A new protocol to guarantee the release of prosecution material to the press has been agreed between editors and the authorities.
The announcement was made at the Society of Editors’ conference in Windermere, and was subtitled “the public’s need to know”.
It means that the media will be allowed access to prosecution material from court that is normally withheld.
This has been agreed between the Crown Prosecution Service, the Association of Chief Police Officers and media representatives with the aim of setting out details of the material to be revealed.
Launching the initiative, Ken Macdonald QC, the director of public prosecutions, said: “We are determined to provide an open and accountable prosecution process by ensuring that, wherever possible, we give the media access to all relevant prosecution material.
“This document is the result of close cooperation between all the organisations involved.

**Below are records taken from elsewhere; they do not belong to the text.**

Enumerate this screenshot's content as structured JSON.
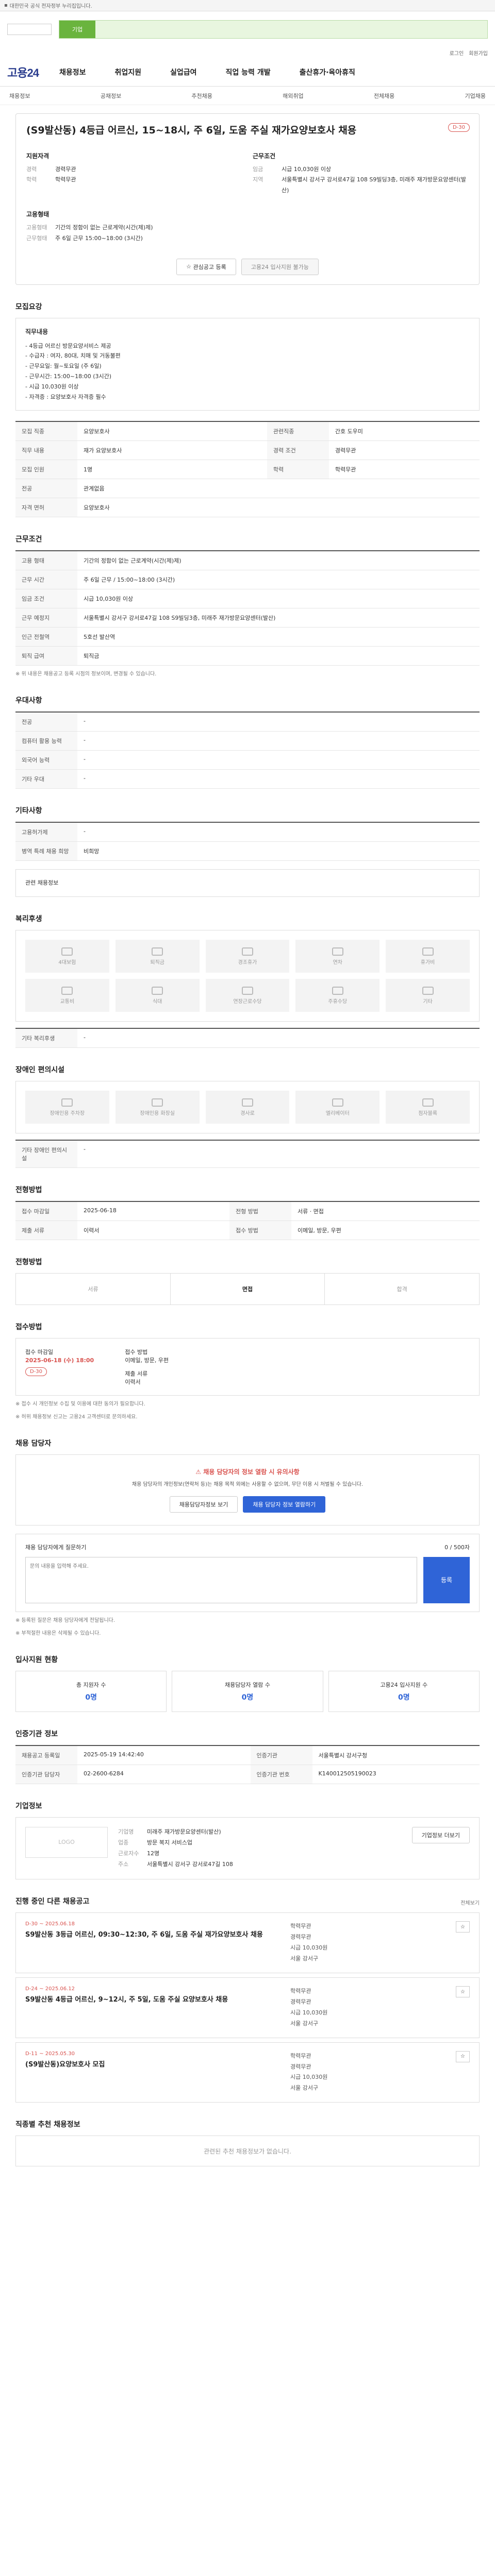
{
  "topbar": {
    "message": "대한민국 공식 전자정부 누리집입니다."
  },
  "search": {
    "tab": "기업",
    "placeholder": ""
  },
  "util": [
    "로그인",
    "회원가입"
  ],
  "gnb": {
    "brand": "고용24",
    "menu": [
      "채용정보",
      "취업지원",
      "실업급여",
      "직업 능력 개발",
      "출산휴가·육아휴직"
    ]
  },
  "subnav": {
    "left": [
      "채용정보",
      "공채정보",
      "추천채용",
      "해외취업",
      "전체채용"
    ],
    "right": "기업채용"
  },
  "job": {
    "title": "(S9발산동) 4등급 어르신, 15~18시, 주 6일, 도움 주실 재가요양보호사 채용",
    "tag": "D-30",
    "summary_left_title": "지원자격",
    "summary_left": [
      {
        "k": "경력",
        "v": "경력무관"
      },
      {
        "k": "학력",
        "v": "학력무관"
      }
    ],
    "summary_right_title": "근무조건",
    "summary_right": [
      {
        "k": "임금",
        "v": "시급 10,030원 이상"
      },
      {
        "k": "지역",
        "v": "서울특별시 강서구 강서로47길 108 S9빌딩3층, 미래주 재가방문요양센터(발산)"
      }
    ],
    "meta_title": "고용형태",
    "meta": [
      {
        "k": "고용형태",
        "v": "기간의 정함이 없는 근로계약(시간(제)제)"
      },
      {
        "k": "근무형태",
        "v": "주 6일 근무 15:00~18:00 (3시간)"
      }
    ],
    "btn_interest": "관심공고 등록",
    "btn_apply": "고용24 입사지원 불가능"
  },
  "detail": {
    "section": "모집요강",
    "box_title": "직무내용",
    "box_lines": [
      "- 4등급 어르신 방문요양서비스 제공",
      "- 수급자 : 여자, 80대, 치매 및 거동불편",
      "- 근무요일: 월~토요일 (주 6일)",
      "- 근무시간: 15:00~18:00 (3시간)",
      "- 시급 10,030원 이상",
      "- 자격증 : 요양보호사 자격증 필수"
    ]
  },
  "info_table": [
    {
      "k": "모집 직종",
      "v": "요양보호사",
      "k2": "관련직종",
      "v2": "간호 도우미"
    },
    {
      "k": "직무 내용",
      "v": "재가 요양보호사",
      "k2": "경력 조건",
      "v2": "경력무관"
    },
    {
      "k": "모집 인원",
      "v": "1명",
      "k2": "학력",
      "v2": "학력무관"
    },
    {
      "k": "전공",
      "v": "관계없음",
      "k2": "",
      "v2": ""
    },
    {
      "k": "자격 면허",
      "v": "요양보호사",
      "k2": "",
      "v2": ""
    }
  ],
  "work_table": [
    {
      "k": "고용 형태",
      "v": "기간의 정함이 없는 근로계약(시간(제)제)"
    },
    {
      "k": "근무 시간",
      "v": "주 6일 근무 / 15:00~18:00 (3시간)"
    },
    {
      "k": "임금 조건",
      "v": "시급 10,030원 이상"
    },
    {
      "k": "근무 예정지",
      "v": "서울특별시 강서구 강서로47길 108 S9빌딩3층, 미래주 재가방문요양센터(발산)"
    },
    {
      "k": "인근 전철역",
      "v": "5호선 발산역"
    },
    {
      "k": "퇴직 급여",
      "v": "퇴직금"
    }
  ],
  "work_note": "※ 위 내용은 채용공고 등록 시점의 정보이며, 변경될 수 있습니다.",
  "welfare_section": "우대사항",
  "welfare_table": [
    {
      "k": "전공",
      "v": "-"
    },
    {
      "k": "컴퓨터 활용 능력",
      "v": "-"
    },
    {
      "k": "외국어 능력",
      "v": "-"
    },
    {
      "k": "기타 우대",
      "v": "-"
    }
  ],
  "other_section": "기타사항",
  "other_table": [
    {
      "k": "고용허가제",
      "v": "-"
    },
    {
      "k": "병역 특례 채용 희망",
      "v": "비희망"
    }
  ],
  "related": "관련 채용정보",
  "benefit_section": "복리후생",
  "benefits": [
    "4대보험",
    "퇴직금",
    "경조휴가",
    "연차",
    "휴가비",
    "교통비",
    "식대",
    "연장근로수당",
    "주휴수당",
    "기타"
  ],
  "benefit_etc": "기타 복리후생",
  "disabled_section": "장애인 편의시설",
  "disabled": [
    "장애인용 주차장",
    "장애인용 화장실",
    "경사로",
    "엘리베이터",
    "점자블록"
  ],
  "disabled_etc": "기타 장애인 편의시설",
  "process_section": "전형방법",
  "process_table": [
    {
      "k": "접수 마감일",
      "v": "2025-06-18"
    },
    {
      "k": "전형 방법",
      "v": "서류 · 면접"
    },
    {
      "k": "제출 서류",
      "v": "이력서"
    },
    {
      "k": "접수 방법",
      "v": "이메일, 방문, 우편"
    }
  ],
  "flow": [
    "서류",
    "면접",
    "합격"
  ],
  "flow_active": 1,
  "apply_section": "접수방법",
  "deadline": {
    "label": "접수 마감일",
    "date": "2025-06-18 (수) 18:00",
    "tag": "D-30",
    "method_label": "접수 방법",
    "method": "이메일, 방문, 우편",
    "doc_label": "제출 서류",
    "doc": "이력서"
  },
  "apply_notes": [
    "※ 접수 시 개인정보 수집 및 이용에 대한 동의가 필요합니다.",
    "※ 허위 채용정보 신고는 고용24 고객센터로 문의하세요."
  ],
  "report_section": "채용 담당자",
  "warn": {
    "title": "채용 담당자의 정보 열람 시 유의사항",
    "body": "채용 담당자의 개인정보(연락처 등)는 채용 목적 외에는 사용할 수 없으며, 무단 이용 시 처벌될 수 있습니다.",
    "btn1": "채용담당자정보 보기",
    "btn2": "채용 담당자 정보 열람하기"
  },
  "inquiry": {
    "label": "채용 담당자에게 질문하기",
    "count": "0 / 500자",
    "placeholder": "문의 내용을 입력해 주세요.",
    "send": "등록"
  },
  "inquiry_notes": [
    "※ 등록된 질문은 채용 담당자에게 전달됩니다.",
    "※ 부적절한 내용은 삭제될 수 있습니다."
  ],
  "stats_section": "입사지원 현황",
  "stats": [
    {
      "label": "총 지원자 수",
      "n": "0명"
    },
    {
      "label": "채용담당자 열람 수",
      "n": "0명"
    },
    {
      "label": "고용24 입사지원 수",
      "n": "0명"
    }
  ],
  "manage_section": "인증기관 정보",
  "manage_table": [
    {
      "k": "채용공고 등록일",
      "v": "2025-05-19 14:42:40",
      "k2": "인증기관",
      "v2": "서울특별시 강서구청"
    },
    {
      "k": "인증기관 담당자",
      "v": "02-2600-6284",
      "k2": "인증기관 번호",
      "v2": "K140012505190023"
    }
  ],
  "company_section": "기업정보",
  "company": {
    "logo": "LOGO",
    "name": "미래주 재가방문요양센터(발산)",
    "rows": [
      {
        "k": "기업명",
        "v": "미래주 재가방문요양센터(발산)"
      },
      {
        "k": "업종",
        "v": "방문 복지 서비스업"
      },
      {
        "k": "근로자수",
        "v": "12명"
      },
      {
        "k": "주소",
        "v": "서울특별시 강서구 강서로47길 108"
      }
    ],
    "btn": "기업정보 더보기"
  },
  "other_jobs_section": "진행 중인 다른 채용공고",
  "other_jobs_more": "전체보기",
  "other_jobs": [
    {
      "d": "D-30",
      "date": "~ 2025.06.18",
      "title": "S9발산동 3등급 어르신, 09:30~12:30, 주 6일, 도움 주실 재가요양보호사 채용",
      "meta": [
        "학력무관",
        "경력무관",
        "시급 10,030원",
        "서울 강서구"
      ]
    },
    {
      "d": "D-24",
      "date": "~ 2025.06.12",
      "title": "S9발산동 4등급 어르신, 9~12시, 주 5일, 도움 주실 요양보호사 채용",
      "meta": [
        "학력무관",
        "경력무관",
        "시급 10,030원",
        "서울 강서구"
      ]
    },
    {
      "d": "D-11",
      "date": "~ 2025.05.30",
      "title": "(S9발산동)요양보호사 모집",
      "meta": [
        "학력무관",
        "경력무관",
        "시급 10,030원",
        "서울 강서구"
      ]
    }
  ],
  "last_section": "직종별 추천 채용정보",
  "last_empty": "관련된 추천 채용정보가 없습니다."
}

We have all worked together to reach agreement and I would particularly like to thank the media representatives who have participated so constructively.

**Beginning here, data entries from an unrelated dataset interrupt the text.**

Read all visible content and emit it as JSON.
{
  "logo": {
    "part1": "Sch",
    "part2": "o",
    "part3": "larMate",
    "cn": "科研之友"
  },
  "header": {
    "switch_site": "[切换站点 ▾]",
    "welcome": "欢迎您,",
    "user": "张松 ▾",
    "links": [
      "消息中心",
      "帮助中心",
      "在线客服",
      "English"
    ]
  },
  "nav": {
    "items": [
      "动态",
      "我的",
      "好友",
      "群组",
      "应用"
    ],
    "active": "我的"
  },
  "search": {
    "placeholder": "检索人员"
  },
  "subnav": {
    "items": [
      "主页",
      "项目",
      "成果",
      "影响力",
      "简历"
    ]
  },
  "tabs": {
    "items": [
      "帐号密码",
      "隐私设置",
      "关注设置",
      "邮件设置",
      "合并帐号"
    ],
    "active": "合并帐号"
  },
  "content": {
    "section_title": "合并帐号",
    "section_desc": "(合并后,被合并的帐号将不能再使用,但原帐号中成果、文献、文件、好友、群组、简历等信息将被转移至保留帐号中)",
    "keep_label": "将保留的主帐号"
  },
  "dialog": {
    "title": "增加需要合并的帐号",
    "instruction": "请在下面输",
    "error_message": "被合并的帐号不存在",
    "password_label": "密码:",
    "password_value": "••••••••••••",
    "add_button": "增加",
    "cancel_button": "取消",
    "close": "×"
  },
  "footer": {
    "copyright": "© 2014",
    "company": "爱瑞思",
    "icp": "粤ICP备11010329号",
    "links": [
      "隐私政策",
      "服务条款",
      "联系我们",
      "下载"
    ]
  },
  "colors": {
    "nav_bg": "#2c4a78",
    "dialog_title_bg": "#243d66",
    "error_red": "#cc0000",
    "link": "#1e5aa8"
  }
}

“We will monitor closely the way the protocol operates and will review it next year to ensure that it is delivering its aim.”
Prosecution material which has been relied upon by the Crown in court and which should normally be released to the media, includes:
Prosecution material which may be released after consideration by the Crown Prosecution Service in consultation with the police and relevant victims, witnesses and family members includes:
On behalf of media representatives, Bob Satchwell, executive director of the Society of Editors, said: “The protocol should help to ensure that justice is open, demystified and more accessible. Unless there is an extremely good reason for withholding information, it is important that the wider public should see material upon which juries base their verdicts and the courts make their decisions.
“The DPP’s commitment to greater openness will help the media to inform the public about the working of the criminal justice system. It is an example that should be followed as greater knowledge and understanding will help to improve public perceptions.”
Andy Hayman, chair of the ACPO media advisory group and assistant commissioner of the Metropolitan Police, said: “We welcome this protocol, which has been achieved through much constructive discussion.
“The media plays an important role in helping the public understand the work of the police and the criminal justice system and a close working relationship is essential.
“I hope that the agreements we have reached in this protocol will benefit the flow of information from the criminal justice system to the media and the public.”
The document includes paragraphs which state: “A key objective is to achieve effective mutual cooperation. Criminal justice agencies and the media have different roles to fulfil. The primary function of the police is to protect public safety. The role of CPS is to prosecute appropriate cases firmly and fairly. The media’s task is to provide the public with information they have a right to, swiftly and comprehensively.
“Our overriding objective is to provide an open and accountable prosecution process, by ensuring the media have access to all relevant material wherever possible, and at the earliest appropriate opportunity.